Background information
Born (1954-02-04) February 4, 1954 (age 70)
Everett, Washington, United States
GenresBlues, blues rock, blue-eyed soul
Occupation(s)Harmonicist, singer-songwriter
Instrument(s)Harmonica, vocals
Years active1970s–present

Curtis Salgado (born February 4, 1954, in Everett, Washington, United States) is a Portland, Oregon-based blues, blues rock, and blue-eyed soul singer-songwriter. He plays harmonica and fronts his own band as lead vocalist.


Salgado began his career leading The Nighthawks, based in Eugene, Oregon. He then joined forces with Robert Cray[1] and sang and played harmonica in The Robert Cray Band for six years, including singing on Cray's debut album, released in 1980. Salgado and Cray parted ways in 1982. Salgado went on to front Roomful of Blues, singing and touring with them from 1984 through 1986. Returning to Oregon, he formed Curtis Salgado & The Stilettos in 1991 on the JRS label. The band opened for The Steve Miller Band during the summer of 1992. In 1995, Curtis spent a short stint as the lead singer with the band Santana. In 1997, he and Portland guitarist Terry Robb toured with Miller to promote their album Hit It 'n Quit It,[2] including an appearance with Miller on the NBC television show Late Night with Conan O'Brien where Salgado and Robb performed their original composition "Bitter Tears."[3] He signed with Shanachie Records in 1999 and released four albums on that label, before signing with Chicago's Alligator Records in 2012.[4]

Salgado was the inspiration behind John Belushi's creation of the Blues Brothers characters in the late 1970s.[4] They met and became friends while Belushi was in Eugene, Oregon filming the movie Animal House. The Blues Brother's debut album Briefcase Full of Blues is dedicated to Salgado, and Cab Calloway's character in The Blues Brothers film is named after Curtis.

Salgado was diagnosed with liver cancer in 2005, and underwent a successful liver transplant in 2006. He continues to record and perform his music. On June 13, 2006, a benefit concert was held in his honor in Portland to raise funds for his medical treatment. Among those who performed were Little Charlie & the Nightcats, Everclear, Taj Mahal, The Robert Cray Band, and Steve Miller. Also in attendance was the widow of John Belushi who spoke of Salgado's part in the development of The Blues Brothers. On April 29, 2007, another benefit was held in Curtis' honor, bringing Steve Miller and Little Charlie and the boys back, and adding Jimmie Vaughan, and harp players Charlie Musselwhite and Kim Wilson.

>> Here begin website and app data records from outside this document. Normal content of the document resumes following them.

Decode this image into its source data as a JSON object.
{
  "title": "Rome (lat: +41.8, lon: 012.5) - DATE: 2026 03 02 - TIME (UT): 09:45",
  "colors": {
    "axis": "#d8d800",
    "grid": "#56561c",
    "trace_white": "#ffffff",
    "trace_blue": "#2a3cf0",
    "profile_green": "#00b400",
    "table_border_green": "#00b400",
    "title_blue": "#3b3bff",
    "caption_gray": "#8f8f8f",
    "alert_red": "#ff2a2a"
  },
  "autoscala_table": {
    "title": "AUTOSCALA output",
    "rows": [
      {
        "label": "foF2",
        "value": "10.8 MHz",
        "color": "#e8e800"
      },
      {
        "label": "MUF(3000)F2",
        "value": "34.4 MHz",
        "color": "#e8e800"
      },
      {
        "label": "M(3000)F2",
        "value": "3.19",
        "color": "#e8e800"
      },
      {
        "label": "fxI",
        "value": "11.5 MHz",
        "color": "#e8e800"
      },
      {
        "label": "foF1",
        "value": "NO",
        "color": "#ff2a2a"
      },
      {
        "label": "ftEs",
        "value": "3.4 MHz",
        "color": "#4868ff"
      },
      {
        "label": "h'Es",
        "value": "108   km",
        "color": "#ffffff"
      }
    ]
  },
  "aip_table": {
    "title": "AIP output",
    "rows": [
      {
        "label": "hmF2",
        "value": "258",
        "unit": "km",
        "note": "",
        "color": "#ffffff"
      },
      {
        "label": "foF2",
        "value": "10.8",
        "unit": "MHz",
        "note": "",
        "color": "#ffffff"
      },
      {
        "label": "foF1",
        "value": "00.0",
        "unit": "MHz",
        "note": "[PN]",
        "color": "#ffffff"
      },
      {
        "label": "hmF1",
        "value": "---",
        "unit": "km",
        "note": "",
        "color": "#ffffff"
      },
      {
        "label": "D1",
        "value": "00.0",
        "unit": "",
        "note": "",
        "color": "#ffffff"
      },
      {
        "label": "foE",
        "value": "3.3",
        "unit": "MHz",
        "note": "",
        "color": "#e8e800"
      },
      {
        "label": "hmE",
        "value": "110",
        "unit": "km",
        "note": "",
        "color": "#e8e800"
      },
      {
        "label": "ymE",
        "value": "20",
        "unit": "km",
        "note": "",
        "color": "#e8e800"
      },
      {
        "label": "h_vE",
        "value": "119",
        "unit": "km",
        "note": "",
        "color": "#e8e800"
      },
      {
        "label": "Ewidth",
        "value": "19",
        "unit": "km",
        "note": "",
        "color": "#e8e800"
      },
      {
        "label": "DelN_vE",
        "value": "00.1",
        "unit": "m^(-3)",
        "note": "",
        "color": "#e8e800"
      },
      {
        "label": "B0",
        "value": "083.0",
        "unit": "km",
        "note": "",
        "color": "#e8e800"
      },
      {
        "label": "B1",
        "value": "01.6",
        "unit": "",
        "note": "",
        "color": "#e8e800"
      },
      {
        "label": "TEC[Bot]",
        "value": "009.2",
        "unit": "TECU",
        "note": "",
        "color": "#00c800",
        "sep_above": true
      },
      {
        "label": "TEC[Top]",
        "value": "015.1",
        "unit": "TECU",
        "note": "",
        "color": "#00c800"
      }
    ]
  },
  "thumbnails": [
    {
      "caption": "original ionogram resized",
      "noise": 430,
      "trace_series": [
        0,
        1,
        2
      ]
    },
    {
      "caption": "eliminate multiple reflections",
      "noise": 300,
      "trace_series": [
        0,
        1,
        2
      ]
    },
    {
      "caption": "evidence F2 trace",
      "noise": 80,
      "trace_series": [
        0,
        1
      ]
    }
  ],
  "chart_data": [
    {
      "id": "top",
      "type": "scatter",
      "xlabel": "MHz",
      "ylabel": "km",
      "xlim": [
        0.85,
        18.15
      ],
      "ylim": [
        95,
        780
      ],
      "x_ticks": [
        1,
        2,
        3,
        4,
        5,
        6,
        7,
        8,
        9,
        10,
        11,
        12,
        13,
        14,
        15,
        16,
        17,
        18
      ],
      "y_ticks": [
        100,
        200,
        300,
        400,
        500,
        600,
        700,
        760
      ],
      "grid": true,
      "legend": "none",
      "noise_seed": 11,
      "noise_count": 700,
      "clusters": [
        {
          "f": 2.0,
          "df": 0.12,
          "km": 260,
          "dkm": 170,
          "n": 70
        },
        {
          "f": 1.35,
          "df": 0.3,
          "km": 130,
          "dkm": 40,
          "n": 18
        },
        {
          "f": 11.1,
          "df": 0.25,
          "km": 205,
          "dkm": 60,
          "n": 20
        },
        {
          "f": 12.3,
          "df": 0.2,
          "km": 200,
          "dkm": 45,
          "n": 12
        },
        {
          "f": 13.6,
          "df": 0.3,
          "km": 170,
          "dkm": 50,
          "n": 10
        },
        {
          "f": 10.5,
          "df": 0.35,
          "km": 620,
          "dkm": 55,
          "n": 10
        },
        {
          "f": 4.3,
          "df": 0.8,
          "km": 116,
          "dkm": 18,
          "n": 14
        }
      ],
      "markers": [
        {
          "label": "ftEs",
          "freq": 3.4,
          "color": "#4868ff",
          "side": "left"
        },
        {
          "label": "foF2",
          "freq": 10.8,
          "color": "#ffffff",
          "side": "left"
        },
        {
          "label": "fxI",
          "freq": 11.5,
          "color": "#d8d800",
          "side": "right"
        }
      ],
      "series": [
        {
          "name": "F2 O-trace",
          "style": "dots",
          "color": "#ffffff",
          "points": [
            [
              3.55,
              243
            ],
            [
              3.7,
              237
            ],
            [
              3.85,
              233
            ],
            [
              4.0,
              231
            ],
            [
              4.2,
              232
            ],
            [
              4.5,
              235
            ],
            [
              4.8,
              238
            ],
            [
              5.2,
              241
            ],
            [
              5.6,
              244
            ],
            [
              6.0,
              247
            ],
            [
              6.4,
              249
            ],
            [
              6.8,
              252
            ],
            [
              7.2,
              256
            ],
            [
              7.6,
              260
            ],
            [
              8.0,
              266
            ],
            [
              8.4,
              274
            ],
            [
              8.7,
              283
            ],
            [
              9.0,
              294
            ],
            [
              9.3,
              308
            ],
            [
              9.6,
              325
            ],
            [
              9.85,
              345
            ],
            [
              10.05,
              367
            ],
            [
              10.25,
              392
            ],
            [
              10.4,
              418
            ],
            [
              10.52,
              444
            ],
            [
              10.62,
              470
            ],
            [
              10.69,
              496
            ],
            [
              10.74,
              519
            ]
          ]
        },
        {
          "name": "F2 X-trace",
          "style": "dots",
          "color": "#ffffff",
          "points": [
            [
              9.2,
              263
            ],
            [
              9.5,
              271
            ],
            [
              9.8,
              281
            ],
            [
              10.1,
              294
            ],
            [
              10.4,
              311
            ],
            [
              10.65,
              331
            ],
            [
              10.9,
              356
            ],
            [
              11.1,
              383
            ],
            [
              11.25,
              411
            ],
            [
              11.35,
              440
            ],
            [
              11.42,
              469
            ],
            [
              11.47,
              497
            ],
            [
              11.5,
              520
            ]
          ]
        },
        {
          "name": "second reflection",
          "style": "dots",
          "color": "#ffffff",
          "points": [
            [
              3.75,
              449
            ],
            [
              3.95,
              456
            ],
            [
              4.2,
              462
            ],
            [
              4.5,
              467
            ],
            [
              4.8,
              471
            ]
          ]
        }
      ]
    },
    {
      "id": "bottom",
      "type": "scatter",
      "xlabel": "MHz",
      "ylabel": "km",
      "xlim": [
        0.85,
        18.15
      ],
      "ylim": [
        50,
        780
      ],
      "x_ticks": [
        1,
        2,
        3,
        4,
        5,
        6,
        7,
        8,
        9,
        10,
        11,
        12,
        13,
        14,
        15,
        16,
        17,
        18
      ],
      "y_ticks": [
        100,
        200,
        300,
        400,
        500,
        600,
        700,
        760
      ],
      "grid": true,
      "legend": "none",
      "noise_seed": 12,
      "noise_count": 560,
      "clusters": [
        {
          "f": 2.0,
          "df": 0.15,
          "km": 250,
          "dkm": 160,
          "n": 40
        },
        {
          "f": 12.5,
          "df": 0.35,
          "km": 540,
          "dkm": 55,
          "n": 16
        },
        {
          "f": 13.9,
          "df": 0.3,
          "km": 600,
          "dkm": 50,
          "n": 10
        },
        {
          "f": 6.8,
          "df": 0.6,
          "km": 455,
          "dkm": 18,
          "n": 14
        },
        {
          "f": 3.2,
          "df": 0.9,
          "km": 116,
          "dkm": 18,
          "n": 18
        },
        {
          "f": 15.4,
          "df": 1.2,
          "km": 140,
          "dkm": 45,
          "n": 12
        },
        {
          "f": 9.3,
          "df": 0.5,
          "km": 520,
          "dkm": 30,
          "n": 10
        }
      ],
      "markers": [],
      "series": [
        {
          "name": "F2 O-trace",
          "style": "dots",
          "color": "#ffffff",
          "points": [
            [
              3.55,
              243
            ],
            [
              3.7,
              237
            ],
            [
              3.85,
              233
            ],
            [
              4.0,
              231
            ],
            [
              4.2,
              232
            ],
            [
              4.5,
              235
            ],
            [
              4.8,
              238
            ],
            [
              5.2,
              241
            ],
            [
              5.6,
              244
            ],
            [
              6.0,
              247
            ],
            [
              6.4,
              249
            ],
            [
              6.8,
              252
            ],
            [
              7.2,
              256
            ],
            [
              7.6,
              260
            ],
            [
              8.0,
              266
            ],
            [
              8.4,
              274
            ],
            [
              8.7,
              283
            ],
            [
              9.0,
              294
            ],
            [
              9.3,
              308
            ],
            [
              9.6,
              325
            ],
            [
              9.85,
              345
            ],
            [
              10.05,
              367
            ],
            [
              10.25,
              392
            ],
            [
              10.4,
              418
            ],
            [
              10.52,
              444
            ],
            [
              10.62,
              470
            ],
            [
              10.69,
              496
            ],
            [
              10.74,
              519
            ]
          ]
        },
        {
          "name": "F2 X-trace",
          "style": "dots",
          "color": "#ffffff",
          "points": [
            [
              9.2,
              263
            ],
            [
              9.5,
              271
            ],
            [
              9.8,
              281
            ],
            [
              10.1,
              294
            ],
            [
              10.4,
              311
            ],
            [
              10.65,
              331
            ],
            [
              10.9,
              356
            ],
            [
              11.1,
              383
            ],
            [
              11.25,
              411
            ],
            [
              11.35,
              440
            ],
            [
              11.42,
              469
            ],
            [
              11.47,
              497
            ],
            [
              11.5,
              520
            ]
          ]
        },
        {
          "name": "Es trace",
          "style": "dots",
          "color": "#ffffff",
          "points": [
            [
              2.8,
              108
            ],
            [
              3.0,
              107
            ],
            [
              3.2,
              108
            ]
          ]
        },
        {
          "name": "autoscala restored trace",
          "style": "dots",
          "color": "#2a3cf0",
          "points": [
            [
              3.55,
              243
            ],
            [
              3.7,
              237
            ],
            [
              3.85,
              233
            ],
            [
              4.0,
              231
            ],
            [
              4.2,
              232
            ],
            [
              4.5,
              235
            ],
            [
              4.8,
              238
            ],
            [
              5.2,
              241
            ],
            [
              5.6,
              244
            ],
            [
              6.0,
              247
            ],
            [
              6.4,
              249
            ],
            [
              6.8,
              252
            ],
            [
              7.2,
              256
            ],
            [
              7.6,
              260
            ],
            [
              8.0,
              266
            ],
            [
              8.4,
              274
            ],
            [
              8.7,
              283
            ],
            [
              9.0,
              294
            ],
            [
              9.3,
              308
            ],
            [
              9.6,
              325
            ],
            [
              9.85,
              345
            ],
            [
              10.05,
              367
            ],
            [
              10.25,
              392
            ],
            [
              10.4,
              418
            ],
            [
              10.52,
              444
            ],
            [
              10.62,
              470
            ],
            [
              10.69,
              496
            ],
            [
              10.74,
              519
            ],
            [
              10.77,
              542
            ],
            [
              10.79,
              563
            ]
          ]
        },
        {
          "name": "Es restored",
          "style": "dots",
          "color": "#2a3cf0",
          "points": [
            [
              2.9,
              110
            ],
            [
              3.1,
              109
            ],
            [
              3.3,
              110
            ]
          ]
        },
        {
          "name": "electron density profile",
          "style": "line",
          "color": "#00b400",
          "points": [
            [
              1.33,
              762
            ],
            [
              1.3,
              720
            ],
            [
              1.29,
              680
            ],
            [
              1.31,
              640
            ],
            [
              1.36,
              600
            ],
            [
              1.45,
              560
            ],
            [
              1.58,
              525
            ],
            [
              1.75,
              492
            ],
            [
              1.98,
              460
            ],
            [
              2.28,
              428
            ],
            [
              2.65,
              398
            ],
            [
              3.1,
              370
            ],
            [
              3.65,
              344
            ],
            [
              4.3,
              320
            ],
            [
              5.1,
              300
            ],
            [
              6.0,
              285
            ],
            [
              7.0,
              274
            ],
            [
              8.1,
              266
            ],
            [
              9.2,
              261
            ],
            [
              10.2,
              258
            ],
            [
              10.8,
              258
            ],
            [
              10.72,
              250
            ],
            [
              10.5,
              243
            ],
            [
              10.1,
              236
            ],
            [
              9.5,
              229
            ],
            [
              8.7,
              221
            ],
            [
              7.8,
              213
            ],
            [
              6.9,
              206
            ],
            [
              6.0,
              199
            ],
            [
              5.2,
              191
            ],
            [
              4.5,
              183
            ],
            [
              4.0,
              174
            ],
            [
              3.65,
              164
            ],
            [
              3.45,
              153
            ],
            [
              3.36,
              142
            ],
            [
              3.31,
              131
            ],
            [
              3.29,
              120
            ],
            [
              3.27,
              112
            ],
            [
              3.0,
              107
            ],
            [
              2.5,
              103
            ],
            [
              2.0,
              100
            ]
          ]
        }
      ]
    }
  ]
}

Salgado was nominated for four of the Blues Foundation's 2009 Blues Music Awards, including Soul Blues Male Artist of the Year and Soul Blues Album of the year for his album, Clean Getaway. In 2010, Salgado won the Soul Blues Male Artist of the Year award, which he won again in 2012.[5] In 2013, he won the Blues Music Award for the B.B. King Entertainer of the Year, Soul Blues Male Artist and Soul Shot won Soul Blues Album of the Year.[6]

In 2013, Salgado was nominated for a Blues Music Award in four separate categories.[7] In 2017, Salgado won three Blues Music Awards in different categories.[8] At the 2023 Blues Music Awards, Salgado was named as 'Soul Blues Male Artist of the Year'.[9]

See also[edit]


  • 1991 Curtis Salgado & The Stilettos (JRS)
  • 1995 More Than You Can Chew (Priority Records)
  • 1997 Hit It 'N Quit It (Curtis Salgado & Terry Robb) (Lucky Records)
  • 1999 Wiggle Outta This (Shanachie Records)
  • 2001 Soul Activated (Shanachie Records)
  • 2004 Strong Suspicion (Shanachie Records)
  • 2008 Clean Getaway (Shanachie Records)
  • 2012 Soul Shot (Alligator Records)
  • 2016 The Beautiful Lowdown (Alligator Records)
  • 2018 Rough Cut (Curtis Salgado & Alan Hager) (Alligator Records)
  • 2021 Damage Control (Alligator Records)


  1. ^ Eagle, Bob; LeBlanc, Eric S. (2013). Blues - A Regional Experience. Santa Barbara: Praeger Publishers. p. 106. ISBN 978-0313344237.
  2. ^ "Terry Robb/Curtis Salgado, Hit It 'n Quit It." All Music. Retrieved on October 8, 2017.
  3. ^ Hughley, Marty. "After Conan Performance, Northwest's Salgado May Gain National Following." The Oregonian, August 1, 1997.
  4. ^ a b "Curtis Salgado Biography". Retrieved November 18, 2014.
  5. ^ Gordon, Keith A. "2012 Blues Music Award Winners". Archived from the original on April 25, 2016. Retrieved November 18, 2014.
  6. ^ Gordon, Keith A. "2013 Blues Music Award Winners". Archived from the original on January 1, 2013. Retrieved November 18, 2014.
  7. ^ "Blues Music Awards Nominees – 2013 – 34th Blues Music Awards". Retrieved March 20, 2013.
  8. ^ "2017 Blues Music Awards Winner List". Archived from the original on May 12, 2017. Retrieved May 24, 2017.
  9. ^ Grein, Paul (May 12, 2023). "Tommy Castro Repeats as Entertainer of the Year at 2023 Blues Music Awards: Full Winners List". Retrieved May 12, 2023.

External links[edit]